* _ACTION ITEM_:
The lines to copy are those in the listing below that contain the word "Engineering".

"""

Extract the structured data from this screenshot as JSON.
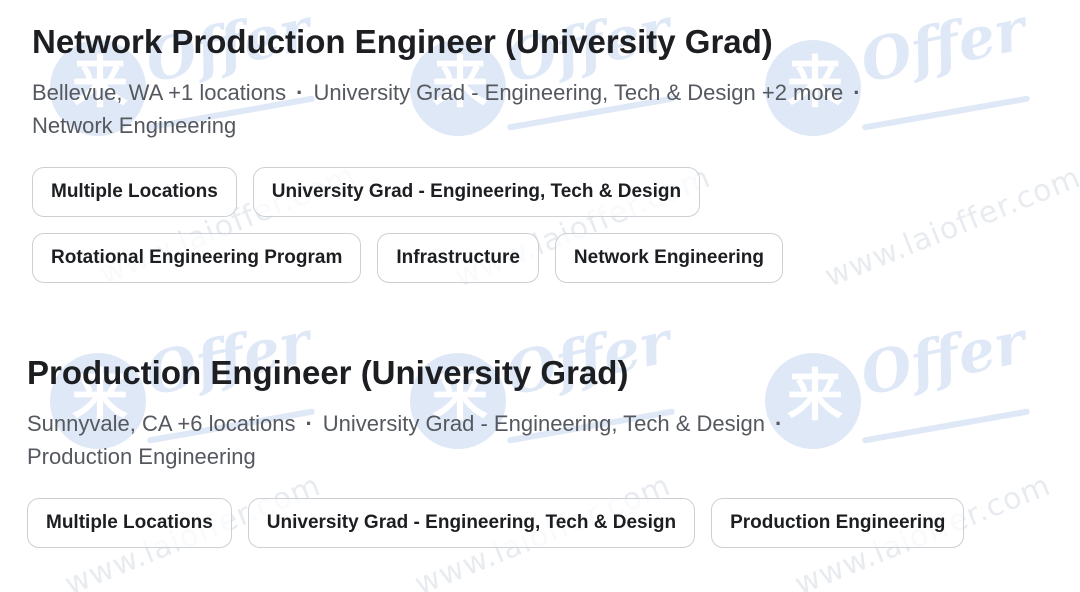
{
  "jobs": [
    {
      "title": "Network Production Engineer (University Grad)",
      "meta": {
        "location": "Bellevue, WA +1 locations",
        "category": "University Grad - Engineering, Tech & Design +2 more",
        "team": "Network Engineering",
        "separator": "·"
      },
      "tags": [
        "Multiple Locations",
        "University Grad - Engineering, Tech & Design",
        "Rotational Engineering Program",
        "Infrastructure",
        "Network Engineering"
      ]
    },
    {
      "title": "Production Engineer (University Grad)",
      "meta": {
        "location": "Sunnyvale, CA +6 locations",
        "category": "University Grad - Engineering, Tech & Design",
        "team": "Production Engineering",
        "separator": "·"
      },
      "tags": [
        "Multiple Locations",
        "University Grad - Engineering, Tech & Design",
        "Production Engineering"
      ]
    }
  ],
  "watermark": {
    "logo_glyph": "来",
    "logo_word": "Offer",
    "url_text": "www.laioffer.com",
    "color": "#3f73c9"
  },
  "colors": {
    "title": "#1c1e21",
    "meta": "#55595f",
    "tag_border": "#ccd0d5",
    "background": "#ffffff"
  }
}
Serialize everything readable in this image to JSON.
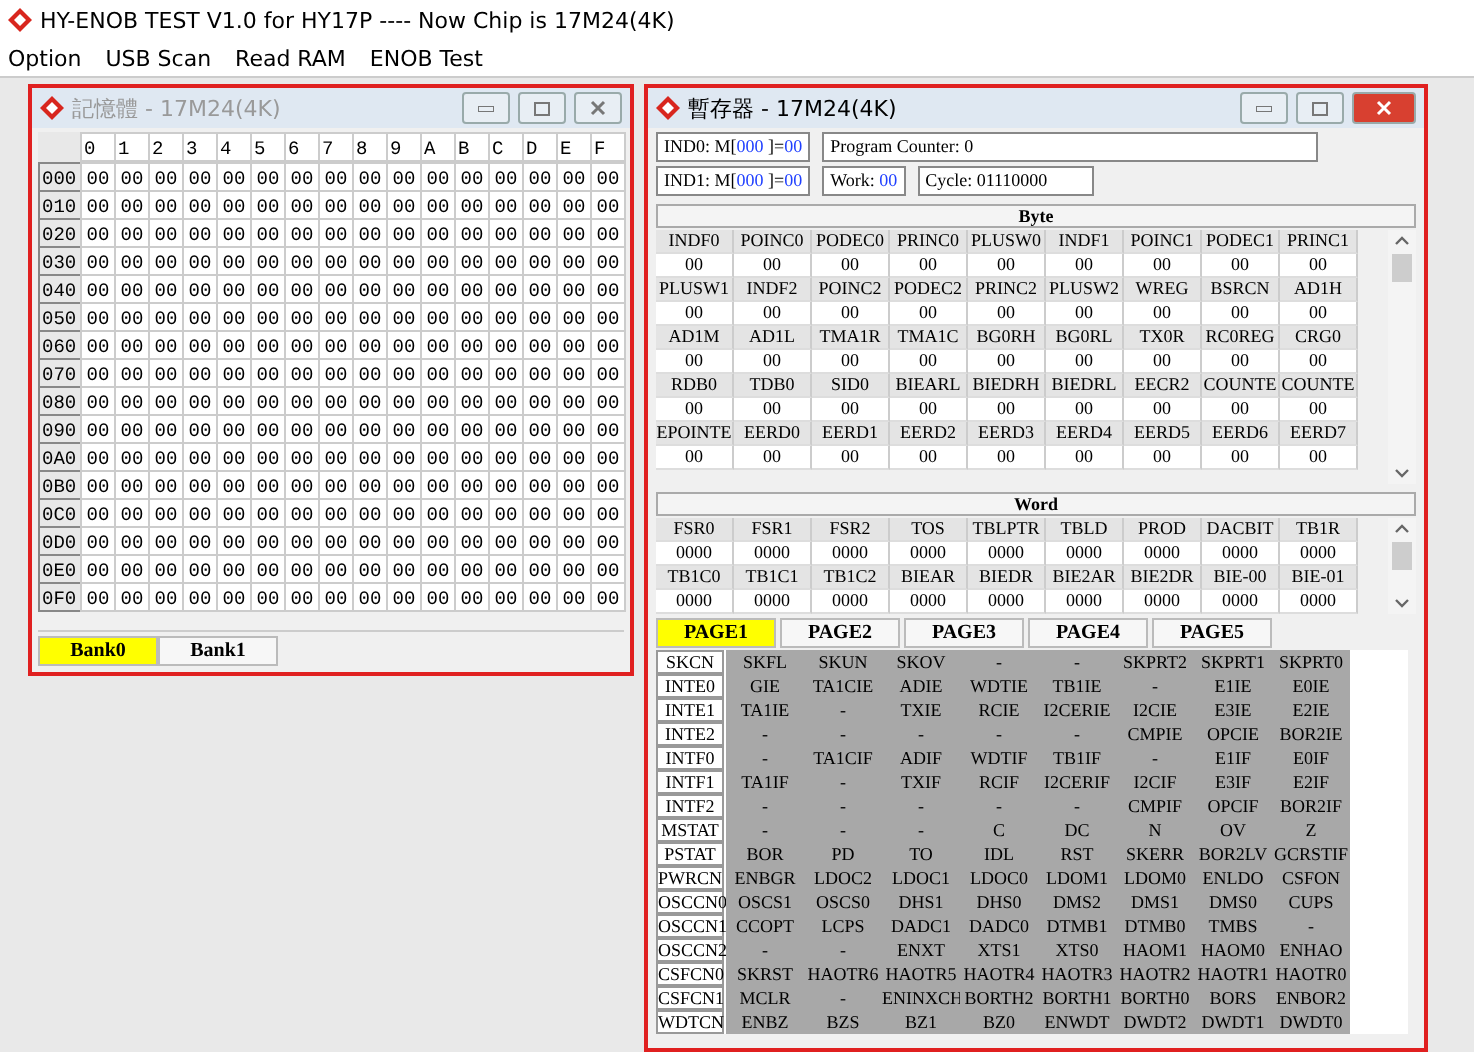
{
  "app": {
    "title": "HY-ENOB TEST V1.0 for HY17P ---- Now Chip is  17M24(4K)"
  },
  "menu": [
    "Option",
    "USB Scan",
    "Read RAM",
    "ENOB Test"
  ],
  "memory_window": {
    "title": "記憶體 - 17M24(4K)",
    "columns": [
      "0",
      "1",
      "2",
      "3",
      "4",
      "5",
      "6",
      "7",
      "8",
      "9",
      "A",
      "B",
      "C",
      "D",
      "E",
      "F"
    ],
    "rows": [
      {
        "address": "000",
        "cells": [
          "00",
          "00",
          "00",
          "00",
          "00",
          "00",
          "00",
          "00",
          "00",
          "00",
          "00",
          "00",
          "00",
          "00",
          "00",
          "00"
        ]
      },
      {
        "address": "010",
        "cells": [
          "00",
          "00",
          "00",
          "00",
          "00",
          "00",
          "00",
          "00",
          "00",
          "00",
          "00",
          "00",
          "00",
          "00",
          "00",
          "00"
        ]
      },
      {
        "address": "020",
        "cells": [
          "00",
          "00",
          "00",
          "00",
          "00",
          "00",
          "00",
          "00",
          "00",
          "00",
          "00",
          "00",
          "00",
          "00",
          "00",
          "00"
        ]
      },
      {
        "address": "030",
        "cells": [
          "00",
          "00",
          "00",
          "00",
          "00",
          "00",
          "00",
          "00",
          "00",
          "00",
          "00",
          "00",
          "00",
          "00",
          "00",
          "00"
        ]
      },
      {
        "address": "040",
        "cells": [
          "00",
          "00",
          "00",
          "00",
          "00",
          "00",
          "00",
          "00",
          "00",
          "00",
          "00",
          "00",
          "00",
          "00",
          "00",
          "00"
        ]
      },
      {
        "address": "050",
        "cells": [
          "00",
          "00",
          "00",
          "00",
          "00",
          "00",
          "00",
          "00",
          "00",
          "00",
          "00",
          "00",
          "00",
          "00",
          "00",
          "00"
        ]
      },
      {
        "address": "060",
        "cells": [
          "00",
          "00",
          "00",
          "00",
          "00",
          "00",
          "00",
          "00",
          "00",
          "00",
          "00",
          "00",
          "00",
          "00",
          "00",
          "00"
        ]
      },
      {
        "address": "070",
        "cells": [
          "00",
          "00",
          "00",
          "00",
          "00",
          "00",
          "00",
          "00",
          "00",
          "00",
          "00",
          "00",
          "00",
          "00",
          "00",
          "00"
        ]
      },
      {
        "address": "080",
        "cells": [
          "00",
          "00",
          "00",
          "00",
          "00",
          "00",
          "00",
          "00",
          "00",
          "00",
          "00",
          "00",
          "00",
          "00",
          "00",
          "00"
        ]
      },
      {
        "address": "090",
        "cells": [
          "00",
          "00",
          "00",
          "00",
          "00",
          "00",
          "00",
          "00",
          "00",
          "00",
          "00",
          "00",
          "00",
          "00",
          "00",
          "00"
        ]
      },
      {
        "address": "0A0",
        "cells": [
          "00",
          "00",
          "00",
          "00",
          "00",
          "00",
          "00",
          "00",
          "00",
          "00",
          "00",
          "00",
          "00",
          "00",
          "00",
          "00"
        ]
      },
      {
        "address": "0B0",
        "cells": [
          "00",
          "00",
          "00",
          "00",
          "00",
          "00",
          "00",
          "00",
          "00",
          "00",
          "00",
          "00",
          "00",
          "00",
          "00",
          "00"
        ]
      },
      {
        "address": "0C0",
        "cells": [
          "00",
          "00",
          "00",
          "00",
          "00",
          "00",
          "00",
          "00",
          "00",
          "00",
          "00",
          "00",
          "00",
          "00",
          "00",
          "00"
        ]
      },
      {
        "address": "0D0",
        "cells": [
          "00",
          "00",
          "00",
          "00",
          "00",
          "00",
          "00",
          "00",
          "00",
          "00",
          "00",
          "00",
          "00",
          "00",
          "00",
          "00"
        ]
      },
      {
        "address": "0E0",
        "cells": [
          "00",
          "00",
          "00",
          "00",
          "00",
          "00",
          "00",
          "00",
          "00",
          "00",
          "00",
          "00",
          "00",
          "00",
          "00",
          "00"
        ]
      },
      {
        "address": "0F0",
        "cells": [
          "00",
          "00",
          "00",
          "00",
          "00",
          "00",
          "00",
          "00",
          "00",
          "00",
          "00",
          "00",
          "00",
          "00",
          "00",
          "00"
        ]
      }
    ],
    "tabs": [
      {
        "label": "Bank0",
        "selected": true
      },
      {
        "label": "Bank1",
        "selected": false
      }
    ]
  },
  "register_window": {
    "title": "暫存器 - 17M24(4K)",
    "ind0": {
      "prefix": "IND0: M[",
      "address": "000",
      "mid": "]=",
      "value": "00"
    },
    "program_counter": "Program Counter: 0",
    "ind1": {
      "prefix": "IND1: M[",
      "address": "000",
      "mid": "]=",
      "value": "00"
    },
    "work": {
      "label": "Work:",
      "value": "00"
    },
    "cycle": "Cycle: 01110000",
    "byte": {
      "title": "Byte",
      "rows": [
        {
          "names": [
            "INDF0",
            "POINC0",
            "PODEC0",
            "PRINC0",
            "PLUSW0",
            "INDF1",
            "POINC1",
            "PODEC1",
            "PRINC1"
          ],
          "values": [
            "00",
            "00",
            "00",
            "00",
            "00",
            "00",
            "00",
            "00",
            "00"
          ]
        },
        {
          "names": [
            "PLUSW1",
            "INDF2",
            "POINC2",
            "PODEC2",
            "PRINC2",
            "PLUSW2",
            "WREG",
            "BSRCN",
            "AD1H"
          ],
          "values": [
            "00",
            "00",
            "00",
            "00",
            "00",
            "00",
            "00",
            "00",
            "00"
          ]
        },
        {
          "names": [
            "AD1M",
            "AD1L",
            "TMA1R",
            "TMA1C",
            "BG0RH",
            "BG0RL",
            "TX0R",
            "RC0REG",
            "CRG0"
          ],
          "values": [
            "00",
            "00",
            "00",
            "00",
            "00",
            "00",
            "00",
            "00",
            "00"
          ]
        },
        {
          "names": [
            "RDB0",
            "TDB0",
            "SID0",
            "BIEARL",
            "BIEDRH",
            "BIEDRL",
            "EECR2",
            "COUNTE",
            "COUNTE"
          ],
          "values": [
            "00",
            "00",
            "00",
            "00",
            "00",
            "00",
            "00",
            "00",
            "00"
          ]
        },
        {
          "names": [
            "EPOINTE",
            "EERD0",
            "EERD1",
            "EERD2",
            "EERD3",
            "EERD4",
            "EERD5",
            "EERD6",
            "EERD7"
          ],
          "values": [
            "00",
            "00",
            "00",
            "00",
            "00",
            "00",
            "00",
            "00",
            "00"
          ]
        }
      ]
    },
    "word": {
      "title": "Word",
      "rows": [
        {
          "names": [
            "FSR0",
            "FSR1",
            "FSR2",
            "TOS",
            "TBLPTR",
            "TBLD",
            "PROD",
            "DACBIT",
            "TB1R"
          ],
          "values": [
            "0000",
            "0000",
            "0000",
            "0000",
            "0000",
            "0000",
            "0000",
            "0000",
            "0000"
          ]
        },
        {
          "names": [
            "TB1C0",
            "TB1C1",
            "TB1C2",
            "BIEAR",
            "BIEDR",
            "BIE2AR",
            "BIE2DR",
            "BIE-00",
            "BIE-01"
          ],
          "values": [
            "0000",
            "0000",
            "0000",
            "0000",
            "0000",
            "0000",
            "0000",
            "0000",
            "0000"
          ]
        }
      ]
    },
    "pages": [
      {
        "label": "PAGE1",
        "selected": true
      },
      {
        "label": "PAGE2",
        "selected": false
      },
      {
        "label": "PAGE3",
        "selected": false
      },
      {
        "label": "PAGE4",
        "selected": false
      },
      {
        "label": "PAGE5",
        "selected": false
      }
    ],
    "bit_rows": [
      {
        "register": "SKCN",
        "bits": [
          "SKFL",
          "SKUN",
          "SKOV",
          "-",
          "-",
          "SKPRT2",
          "SKPRT1",
          "SKPRT0"
        ]
      },
      {
        "register": "INTE0",
        "bits": [
          "GIE",
          "TA1CIE",
          "ADIE",
          "WDTIE",
          "TB1IE",
          "-",
          "E1IE",
          "E0IE"
        ]
      },
      {
        "register": "INTE1",
        "bits": [
          "TA1IE",
          "-",
          "TXIE",
          "RCIE",
          "I2CERIE",
          "I2CIE",
          "E3IE",
          "E2IE"
        ]
      },
      {
        "register": "INTE2",
        "bits": [
          "-",
          "-",
          "-",
          "-",
          "-",
          "CMPIE",
          "OPCIE",
          "BOR2IE"
        ]
      },
      {
        "register": "INTF0",
        "bits": [
          "-",
          "TA1CIF",
          "ADIF",
          "WDTIF",
          "TB1IF",
          "-",
          "E1IF",
          "E0IF"
        ]
      },
      {
        "register": "INTF1",
        "bits": [
          "TA1IF",
          "-",
          "TXIF",
          "RCIF",
          "I2CERIF",
          "I2CIF",
          "E3IF",
          "E2IF"
        ]
      },
      {
        "register": "INTF2",
        "bits": [
          "-",
          "-",
          "-",
          "-",
          "-",
          "CMPIF",
          "OPCIF",
          "BOR2IF"
        ]
      },
      {
        "register": "MSTAT",
        "bits": [
          "-",
          "-",
          "-",
          "C",
          "DC",
          "N",
          "OV",
          "Z"
        ]
      },
      {
        "register": "PSTAT",
        "bits": [
          "BOR",
          "PD",
          "TO",
          "IDL",
          "RST",
          "SKERR",
          "BOR2LV",
          "GCRSTIF"
        ]
      },
      {
        "register": "PWRCN",
        "bits": [
          "ENBGR",
          "LDOC2",
          "LDOC1",
          "LDOC0",
          "LDOM1",
          "LDOM0",
          "ENLDO",
          "CSFON"
        ]
      },
      {
        "register": "OSCCN0",
        "bits": [
          "OSCS1",
          "OSCS0",
          "DHS1",
          "DHS0",
          "DMS2",
          "DMS1",
          "DMS0",
          "CUPS"
        ]
      },
      {
        "register": "OSCCN1",
        "bits": [
          "CCOPT",
          "LCPS",
          "DADC1",
          "DADC0",
          "DTMB1",
          "DTMB0",
          "TMBS",
          "-"
        ]
      },
      {
        "register": "OSCCN2",
        "bits": [
          "-",
          "-",
          "ENXT",
          "XTS1",
          "XTS0",
          "HAOM1",
          "HAOM0",
          "ENHAO"
        ]
      },
      {
        "register": "CSFCN0",
        "bits": [
          "SKRST",
          "HAOTR6",
          "HAOTR5",
          "HAOTR4",
          "HAOTR3",
          "HAOTR2",
          "HAOTR1",
          "HAOTR0"
        ]
      },
      {
        "register": "CSFCN1",
        "bits": [
          "MCLR",
          "-",
          "ENINXCH",
          "BORTH2",
          "BORTH1",
          "BORTH0",
          "BORS",
          "ENBOR2"
        ]
      },
      {
        "register": "WDTCN",
        "bits": [
          "ENBZ",
          "BZS",
          "BZ1",
          "BZ0",
          "ENWDT",
          "DWDT2",
          "DWDT1",
          "DWDT0"
        ]
      }
    ]
  }
}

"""

* _EXERCISE SOLUTION_:
        "category": "University Grad - Engineering, Tech & Design +2 more",
        "team": "Network Engineering",
        "University Grad - Engineering, Tech & Design",
        "Rotational Engineering Program",
        "Network Engineering"
        "category": "University Grad - Engineering, Tech & Design",
        "team": "Production Engineering",
        "University Grad - Engineering, Tech & Design",
        "Production Engineering"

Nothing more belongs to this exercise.